Dr. Luncheon acknowledged that the leaders of APNU and AFC have made clear that there will be no dialogue without the reconvening of Parliament.
However, he contends the combined Opposition clearly feels “thwarted” in moving to the dissolution of Parliament, via the passage of the AFC- sponsored no-confidence motion against the Government.
He said, “I think the Opposition feels thwarted in that their option, the one to which their language and their public exhortations suggested that they would have engaged, this is the involuntary dissolution of the 10th Parliament after the passage of the no-confidence motion, was thwarted by the President’s constitutional intervention.”
The effect of ending a session by prorogation is to terminate business. Members are released from their parliamentary duties until Parliament is next summoned. All unfinished business is dropped from or “dies” on the Order Paper, the National Assembly’s agenda, and all committees lose their power to transact business, providing a fresh start for the next session. No committee can sit during a prorogation. Bills which have not received Royal Assent before prorogation are “entirely terminated” and, in order to be proceeded with in the new session, must be re-introduced as if they had never existed.
As a result, the AFC’s no-confidence motion was not considered.
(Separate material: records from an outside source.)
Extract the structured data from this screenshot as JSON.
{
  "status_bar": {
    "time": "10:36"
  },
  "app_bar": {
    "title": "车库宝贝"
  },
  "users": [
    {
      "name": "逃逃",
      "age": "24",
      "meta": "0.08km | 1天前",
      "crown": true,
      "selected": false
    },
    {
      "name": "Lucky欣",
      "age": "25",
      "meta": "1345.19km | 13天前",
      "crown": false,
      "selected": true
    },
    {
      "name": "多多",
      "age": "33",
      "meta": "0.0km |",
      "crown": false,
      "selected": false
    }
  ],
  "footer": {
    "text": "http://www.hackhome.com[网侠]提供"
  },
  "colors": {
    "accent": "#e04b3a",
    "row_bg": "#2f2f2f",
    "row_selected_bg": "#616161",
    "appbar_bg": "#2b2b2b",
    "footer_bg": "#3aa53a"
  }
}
The main Opposition, APNU had, prior to Monday, signalled its intent to support the motion.
Had it not been for the proclamation to prorogue Parliament, and had the no-confidence motion been passed, Guyana would have been headed to early general elections within three months.
According to President Ramotar, the move to prorogation was intended to pave the way for greater dialogue among political parties, while keeping the 10th Parliament alive.
OPTIMISTIC OF CHANGE OF HEARTS
The HPS, regardless, expressed optimism that there could be a change of heart in the Opposition camps.
He added that the initial, negative reactions were expected, but urged that they “should not be taken to the bank.”
“I don’t believe (however) that the initial and immediate reactions should be assumed to constitute the more permanent and more mature positions….unless time proved otherwise, I do not believe that these initial reactions should be taken to the bank. I would hesitate,” Dr. Luncheon said.
The HPS stressed that the “big picture” is the fact that the President has made another genuine attempt at dialogue with A Partnership for National Unity (APNU) and the Alliance For Change (AFC) in the interest of the Guyanese people.
“Voluntary and involuntary dissolution of the Parliament are both constitutional provisions…similar circumstances over time have not prevented a reasonable outcome…I think this is what the six months is what was included by the drafters of the constitution,” he said.
Dr. Luncheon reiterated that the exercise of President Ramotar’s constitutional right was in the interest of preserving the life of the 10th Parliament to address the many outstanding issues of national importance, including several important Bills and consideration of matters current in parliamentary committees.
“There are a whole host of unfinished business that this 10th Parliament has progressed from its initial sitting in 2012 and to irrevocably and irreversibly rub that out was something none of us in the Administration could have stomached, not without a fight, not without another effort…the records will show that the PPP/C Administration did all that was constitutionally possible and all that reasonably could have [been] done, we went the extra effort, to avoid such a situation,” he said.
The prevailing situation is not “world war three” as is portrayed, the HPS contends; however, he conceded that it could be termed a “min-crisis” of sorts.
“Time will tell…I will concede that the hype, the language, will have us think we are on the verge of world war three, but I am willing to recognise that similar circumstances over time have not prevented a reasonable outcome, eventually,” he said.
The developments in the success of dialogue, Dr. Luncheon concluded, will have to be monitored over time.